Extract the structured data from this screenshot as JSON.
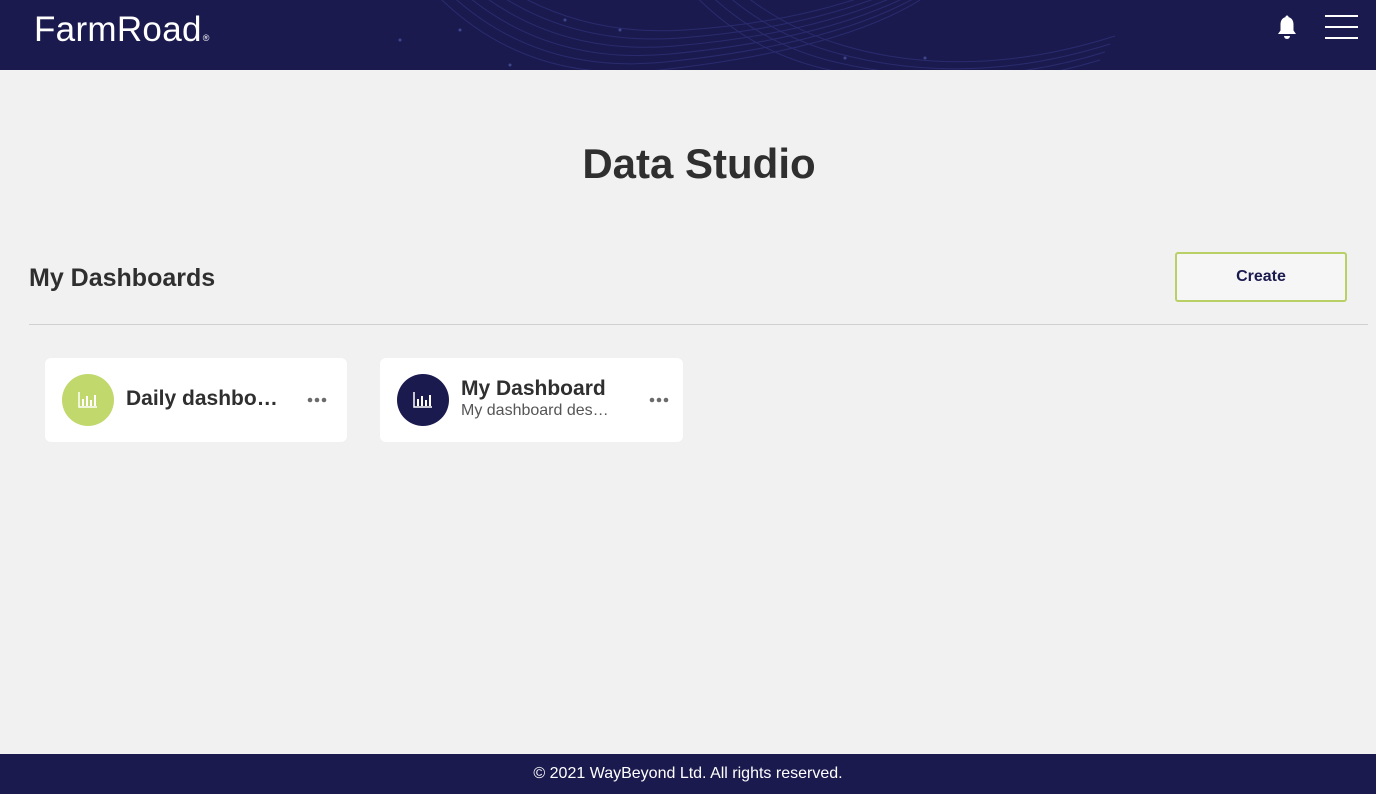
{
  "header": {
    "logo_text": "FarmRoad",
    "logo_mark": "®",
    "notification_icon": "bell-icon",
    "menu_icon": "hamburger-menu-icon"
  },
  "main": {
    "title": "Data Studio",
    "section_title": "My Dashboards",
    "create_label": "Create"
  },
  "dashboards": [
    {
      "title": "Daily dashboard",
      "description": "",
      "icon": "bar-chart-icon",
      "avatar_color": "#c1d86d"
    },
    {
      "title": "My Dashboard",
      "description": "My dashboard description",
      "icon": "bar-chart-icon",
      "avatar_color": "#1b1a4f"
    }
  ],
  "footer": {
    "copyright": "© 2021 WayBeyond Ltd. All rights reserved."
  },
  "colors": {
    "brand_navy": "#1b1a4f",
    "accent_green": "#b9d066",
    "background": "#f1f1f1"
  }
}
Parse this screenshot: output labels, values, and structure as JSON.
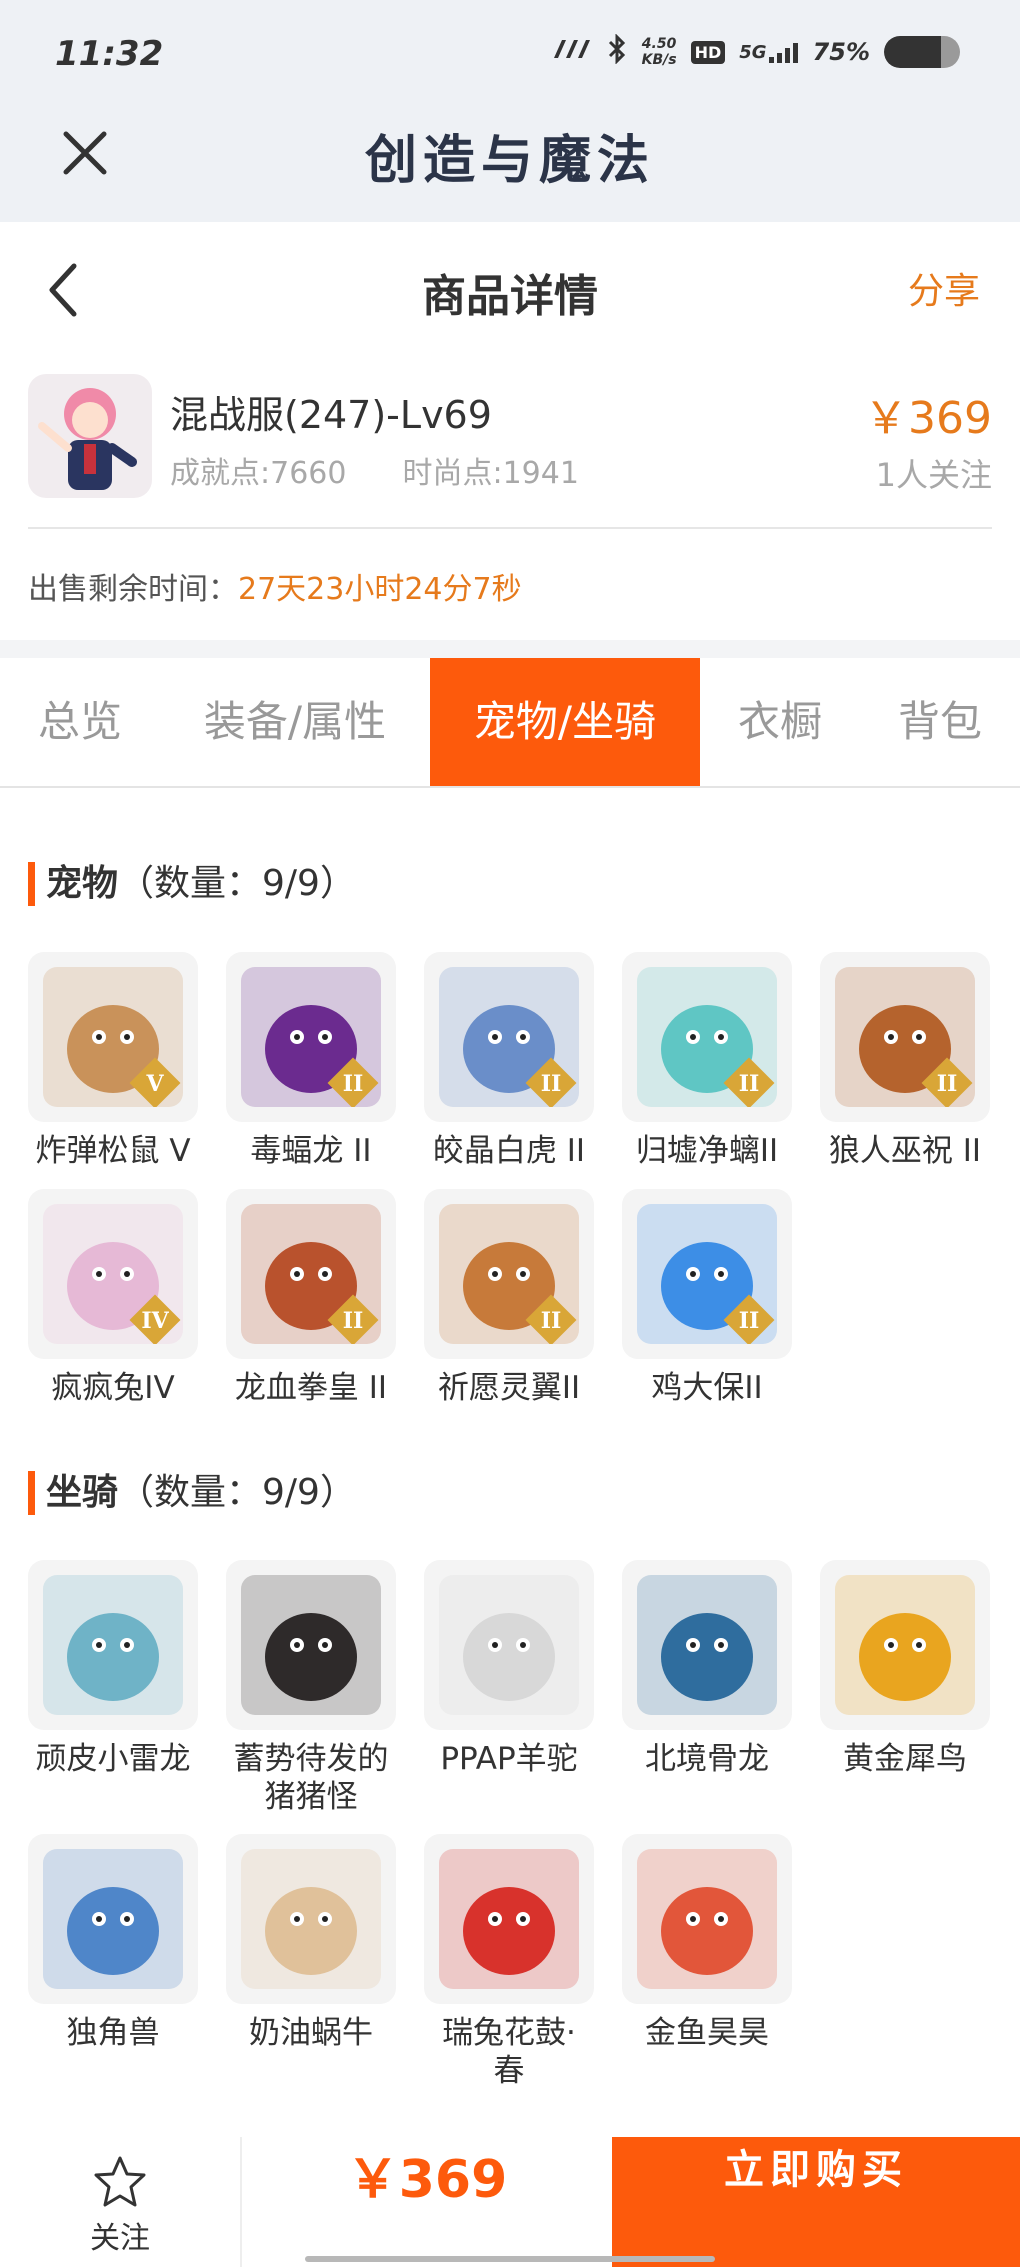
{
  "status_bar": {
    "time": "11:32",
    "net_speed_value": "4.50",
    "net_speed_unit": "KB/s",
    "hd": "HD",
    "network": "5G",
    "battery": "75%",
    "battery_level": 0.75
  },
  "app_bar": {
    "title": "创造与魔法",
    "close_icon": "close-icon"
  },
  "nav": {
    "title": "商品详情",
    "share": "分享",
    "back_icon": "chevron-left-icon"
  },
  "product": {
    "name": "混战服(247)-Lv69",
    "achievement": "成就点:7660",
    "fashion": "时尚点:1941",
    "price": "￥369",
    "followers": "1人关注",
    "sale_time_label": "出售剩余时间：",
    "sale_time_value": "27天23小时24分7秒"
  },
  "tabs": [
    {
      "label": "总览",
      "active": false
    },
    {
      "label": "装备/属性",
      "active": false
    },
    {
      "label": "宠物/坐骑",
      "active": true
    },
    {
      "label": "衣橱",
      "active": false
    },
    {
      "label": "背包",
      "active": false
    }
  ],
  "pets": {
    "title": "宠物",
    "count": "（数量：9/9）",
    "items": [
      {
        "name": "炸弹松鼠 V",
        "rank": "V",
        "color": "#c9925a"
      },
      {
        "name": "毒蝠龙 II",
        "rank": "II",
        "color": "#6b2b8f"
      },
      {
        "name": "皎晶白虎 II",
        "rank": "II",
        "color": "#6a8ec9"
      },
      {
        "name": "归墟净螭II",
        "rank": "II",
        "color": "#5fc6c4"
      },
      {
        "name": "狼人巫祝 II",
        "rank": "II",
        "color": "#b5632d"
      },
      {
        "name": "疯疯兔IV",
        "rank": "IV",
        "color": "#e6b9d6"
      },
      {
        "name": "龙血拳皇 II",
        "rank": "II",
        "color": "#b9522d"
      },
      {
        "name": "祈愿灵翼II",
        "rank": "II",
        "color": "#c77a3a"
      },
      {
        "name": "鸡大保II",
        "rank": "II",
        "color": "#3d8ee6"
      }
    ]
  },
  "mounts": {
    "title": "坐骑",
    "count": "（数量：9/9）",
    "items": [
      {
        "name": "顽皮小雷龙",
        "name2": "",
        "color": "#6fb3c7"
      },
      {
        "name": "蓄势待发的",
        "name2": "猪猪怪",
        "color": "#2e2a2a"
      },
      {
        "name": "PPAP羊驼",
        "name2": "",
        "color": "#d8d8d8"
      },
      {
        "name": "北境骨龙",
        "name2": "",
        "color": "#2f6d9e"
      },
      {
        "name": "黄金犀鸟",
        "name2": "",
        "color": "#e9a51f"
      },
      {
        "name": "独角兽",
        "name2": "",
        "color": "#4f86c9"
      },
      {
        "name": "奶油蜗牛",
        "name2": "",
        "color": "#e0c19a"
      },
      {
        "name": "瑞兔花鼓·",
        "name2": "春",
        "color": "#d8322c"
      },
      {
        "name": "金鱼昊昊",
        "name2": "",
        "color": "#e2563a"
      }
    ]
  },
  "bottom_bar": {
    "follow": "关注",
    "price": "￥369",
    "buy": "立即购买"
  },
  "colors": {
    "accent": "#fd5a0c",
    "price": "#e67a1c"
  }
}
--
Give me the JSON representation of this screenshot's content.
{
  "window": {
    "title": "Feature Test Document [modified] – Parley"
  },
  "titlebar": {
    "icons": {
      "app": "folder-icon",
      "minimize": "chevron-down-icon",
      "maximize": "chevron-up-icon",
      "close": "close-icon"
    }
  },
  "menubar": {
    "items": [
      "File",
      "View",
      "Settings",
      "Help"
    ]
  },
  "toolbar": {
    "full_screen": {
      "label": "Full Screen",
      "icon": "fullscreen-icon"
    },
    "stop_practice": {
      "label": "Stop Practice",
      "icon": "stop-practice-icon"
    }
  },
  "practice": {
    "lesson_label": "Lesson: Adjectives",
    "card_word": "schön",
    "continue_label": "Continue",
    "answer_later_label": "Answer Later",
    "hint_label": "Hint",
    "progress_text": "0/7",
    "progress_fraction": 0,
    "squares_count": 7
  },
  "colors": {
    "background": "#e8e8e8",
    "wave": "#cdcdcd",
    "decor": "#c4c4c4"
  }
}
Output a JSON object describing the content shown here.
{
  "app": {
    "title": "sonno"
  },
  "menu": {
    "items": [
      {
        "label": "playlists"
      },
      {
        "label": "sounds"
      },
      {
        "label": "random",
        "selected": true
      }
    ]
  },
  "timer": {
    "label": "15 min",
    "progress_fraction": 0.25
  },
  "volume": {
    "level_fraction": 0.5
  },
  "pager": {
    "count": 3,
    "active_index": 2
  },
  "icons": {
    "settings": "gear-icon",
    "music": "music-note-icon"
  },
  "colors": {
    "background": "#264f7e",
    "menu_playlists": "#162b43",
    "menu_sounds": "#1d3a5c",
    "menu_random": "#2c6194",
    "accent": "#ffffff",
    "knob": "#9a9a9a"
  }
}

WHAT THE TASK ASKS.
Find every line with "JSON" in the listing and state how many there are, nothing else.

RESPONSE BOX.
4